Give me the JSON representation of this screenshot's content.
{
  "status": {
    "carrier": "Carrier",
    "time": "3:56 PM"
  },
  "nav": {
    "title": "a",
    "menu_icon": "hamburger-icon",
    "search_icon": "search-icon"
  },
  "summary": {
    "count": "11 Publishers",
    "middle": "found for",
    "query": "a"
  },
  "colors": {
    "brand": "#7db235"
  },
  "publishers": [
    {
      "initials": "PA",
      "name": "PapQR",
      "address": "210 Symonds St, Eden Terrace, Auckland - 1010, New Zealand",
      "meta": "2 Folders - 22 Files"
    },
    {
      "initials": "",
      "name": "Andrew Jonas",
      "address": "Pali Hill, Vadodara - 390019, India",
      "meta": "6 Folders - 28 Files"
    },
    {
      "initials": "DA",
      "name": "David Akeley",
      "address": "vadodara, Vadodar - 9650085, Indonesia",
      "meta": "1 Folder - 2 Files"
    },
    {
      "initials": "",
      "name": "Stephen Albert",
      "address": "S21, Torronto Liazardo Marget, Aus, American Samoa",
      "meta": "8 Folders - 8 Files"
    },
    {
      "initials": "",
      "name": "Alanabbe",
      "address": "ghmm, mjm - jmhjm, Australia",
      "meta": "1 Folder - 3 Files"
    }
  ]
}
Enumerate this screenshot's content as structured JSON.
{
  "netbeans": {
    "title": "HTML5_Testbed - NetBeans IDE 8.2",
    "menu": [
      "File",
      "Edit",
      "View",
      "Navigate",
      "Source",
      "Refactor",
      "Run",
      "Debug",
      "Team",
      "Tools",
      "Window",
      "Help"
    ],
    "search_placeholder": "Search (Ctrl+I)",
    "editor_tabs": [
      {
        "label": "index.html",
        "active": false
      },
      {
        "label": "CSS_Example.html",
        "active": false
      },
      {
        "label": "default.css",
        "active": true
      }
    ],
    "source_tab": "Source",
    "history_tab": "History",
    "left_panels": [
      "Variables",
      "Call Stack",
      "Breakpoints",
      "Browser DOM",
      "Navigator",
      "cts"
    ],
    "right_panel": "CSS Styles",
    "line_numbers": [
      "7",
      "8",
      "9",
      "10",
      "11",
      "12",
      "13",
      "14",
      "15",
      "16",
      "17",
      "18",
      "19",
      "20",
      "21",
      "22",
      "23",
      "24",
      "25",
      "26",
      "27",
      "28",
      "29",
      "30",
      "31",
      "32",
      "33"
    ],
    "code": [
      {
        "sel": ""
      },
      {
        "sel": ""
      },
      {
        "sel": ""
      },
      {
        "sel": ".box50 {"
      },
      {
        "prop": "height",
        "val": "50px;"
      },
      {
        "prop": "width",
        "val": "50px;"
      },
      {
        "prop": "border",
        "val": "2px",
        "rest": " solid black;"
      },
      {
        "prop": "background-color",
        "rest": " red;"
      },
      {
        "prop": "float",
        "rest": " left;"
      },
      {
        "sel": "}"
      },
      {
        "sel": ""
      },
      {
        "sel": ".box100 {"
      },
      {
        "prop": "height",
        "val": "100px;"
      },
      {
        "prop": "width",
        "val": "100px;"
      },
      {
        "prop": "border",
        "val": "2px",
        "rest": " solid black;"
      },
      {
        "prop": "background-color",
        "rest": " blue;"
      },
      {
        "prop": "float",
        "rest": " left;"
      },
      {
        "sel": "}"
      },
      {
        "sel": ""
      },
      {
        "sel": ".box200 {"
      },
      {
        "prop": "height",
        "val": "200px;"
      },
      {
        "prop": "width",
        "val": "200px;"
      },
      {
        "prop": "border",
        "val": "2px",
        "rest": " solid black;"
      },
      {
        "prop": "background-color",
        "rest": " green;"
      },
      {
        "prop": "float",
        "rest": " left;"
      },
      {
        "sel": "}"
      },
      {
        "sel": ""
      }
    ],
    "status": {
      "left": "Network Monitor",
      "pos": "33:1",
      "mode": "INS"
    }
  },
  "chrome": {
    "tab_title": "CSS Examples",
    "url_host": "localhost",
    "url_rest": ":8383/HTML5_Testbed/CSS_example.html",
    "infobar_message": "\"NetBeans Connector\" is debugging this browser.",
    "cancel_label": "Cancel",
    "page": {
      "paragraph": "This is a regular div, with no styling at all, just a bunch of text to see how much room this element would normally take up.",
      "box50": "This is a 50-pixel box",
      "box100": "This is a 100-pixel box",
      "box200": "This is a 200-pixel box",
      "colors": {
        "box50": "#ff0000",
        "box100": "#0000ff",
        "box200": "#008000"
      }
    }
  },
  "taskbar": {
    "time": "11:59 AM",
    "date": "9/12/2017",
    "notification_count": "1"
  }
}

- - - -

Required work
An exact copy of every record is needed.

Written response
Give me the JSON representation of this screenshot's content.
{
  "status": {
    "carrier": "Carrier",
    "time": "3:56 PM"
  },
  "nav": {
    "title": "a",
    "menu_icon": "hamburger-icon",
    "search_icon": "search-icon"
  },
  "summary": {
    "count": "11 Publishers",
    "middle": "found for",
    "query": "a"
  },
  "colors": {
    "brand": "#7db235"
  },
  "publishers": [
    {
      "initials": "PA",
      "name": "PapQR",
      "address": "210 Symonds St, Eden Terrace, Auckland - 1010, New Zealand",
      "meta": "2 Folders - 22 Files"
    },
    {
      "initials": "",
      "name": "Andrew Jonas",
      "address": "Pali Hill, Vadodara - 390019, India",
      "meta": "6 Folders - 28 Files"
    },
    {
      "initials": "DA",
      "name": "David Akeley",
      "address": "vadodara, Vadodar - 9650085, Indonesia",
      "meta": "1 Folder - 2 Files"
    },
    {
      "initials": "",
      "name": "Stephen Albert",
      "address": "S21, Torronto Liazardo Marget, Aus, American Samoa",
      "meta": "8 Folders - 8 Files"
    },
    {
      "initials": "",
      "name": "Alanabbe",
      "address": "ghmm, mjm - jmhjm, Australia",
      "meta": "1 Folder - 3 Files"
    }
  ]
}
Enumerate this screenshot's content as structured JSON.
{
  "netbeans": {
    "title": "HTML5_Testbed - NetBeans IDE 8.2",
    "menu": [
      "File",
      "Edit",
      "View",
      "Navigate",
      "Source",
      "Refactor",
      "Run",
      "Debug",
      "Team",
      "Tools",
      "Window",
      "Help"
    ],
    "search_placeholder": "Search (Ctrl+I)",
    "editor_tabs": [
      {
        "label": "index.html",
        "active": false
      },
      {
        "label": "CSS_Example.html",
        "active": false
      },
      {
        "label": "default.css",
        "active": true
      }
    ],
    "source_tab": "Source",
    "history_tab": "History",
    "left_panels": [
      "Variables",
      "Call Stack",
      "Breakpoints",
      "Browser DOM",
      "Navigator",
      "cts"
    ],
    "right_panel": "CSS Styles",
    "line_numbers": [
      "7",
      "8",
      "9",
      "10",
      "11",
      "12",
      "13",
      "14",
      "15",
      "16",
      "17",
      "18",
      "19",
      "20",
      "21",
      "22",
      "23",
      "24",
      "25",
      "26",
      "27",
      "28",
      "29",
      "30",
      "31",
      "32",
      "33"
    ],
    "code": [
      {
        "sel": ""
      },
      {
        "sel": ""
      },
      {
        "sel": ""
      },
      {
        "sel": ".box50 {"
      },
      {
        "prop": "height",
        "val": "50px;"
      },
      {
        "prop": "width",
        "val": "50px;"
      },
      {
        "prop": "border",
        "val": "2px",
        "rest": " solid black;"
      },
      {
        "prop": "background-color",
        "rest": " red;"
      },
      {
        "prop": "float",
        "rest": " left;"
      },
      {
        "sel": "}"
      },
      {
        "sel": ""
      },
      {
        "sel": ".box100 {"
      },
      {
        "prop": "height",
        "val": "100px;"
      },
      {
        "prop": "width",
        "val": "100px;"
      },
      {
        "prop": "border",
        "val": "2px",
        "rest": " solid black;"
      },
      {
        "prop": "background-color",
        "rest": " blue;"
      },
      {
        "prop": "float",
        "rest": " left;"
      },
      {
        "sel": "}"
      },
      {
        "sel": ""
      },
      {
        "sel": ".box200 {"
      },
      {
        "prop": "height",
        "val": "200px;"
      },
      {
        "prop": "width",
        "val": "200px;"
      },
      {
        "prop": "border",
        "val": "2px",
        "rest": " solid black;"
      },
      {
        "prop": "background-color",
        "rest": " green;"
      },
      {
        "prop": "float",
        "rest": " left;"
      },
      {
        "sel": "}"
      },
      {
        "sel": ""
      }
    ],
    "status": {
      "left": "Network Monitor",
      "pos": "33:1",
      "mode": "INS"
    }
  },
  "chrome": {
    "tab_title": "CSS Examples",
    "url_host": "localhost",
    "url_rest": ":8383/HTML5_Testbed/CSS_example.html",
    "infobar_message": "\"NetBeans Connector\" is debugging this browser.",
    "cancel_label": "Cancel",
    "page": {
      "paragraph": "This is a regular div, with no styling at all, just a bunch of text to see how much room this element would normally take up.",
      "box50": "This is a 50-pixel box",
      "box100": "This is a 100-pixel box",
      "box200": "This is a 200-pixel box",
      "colors": {
        "box50": "#ff0000",
        "box100": "#0000ff",
        "box200": "#008000"
      }
    }
  },
  "taskbar": {
    "time": "11:59 AM",
    "date": "9/12/2017",
    "notification_count": "1"
  }
}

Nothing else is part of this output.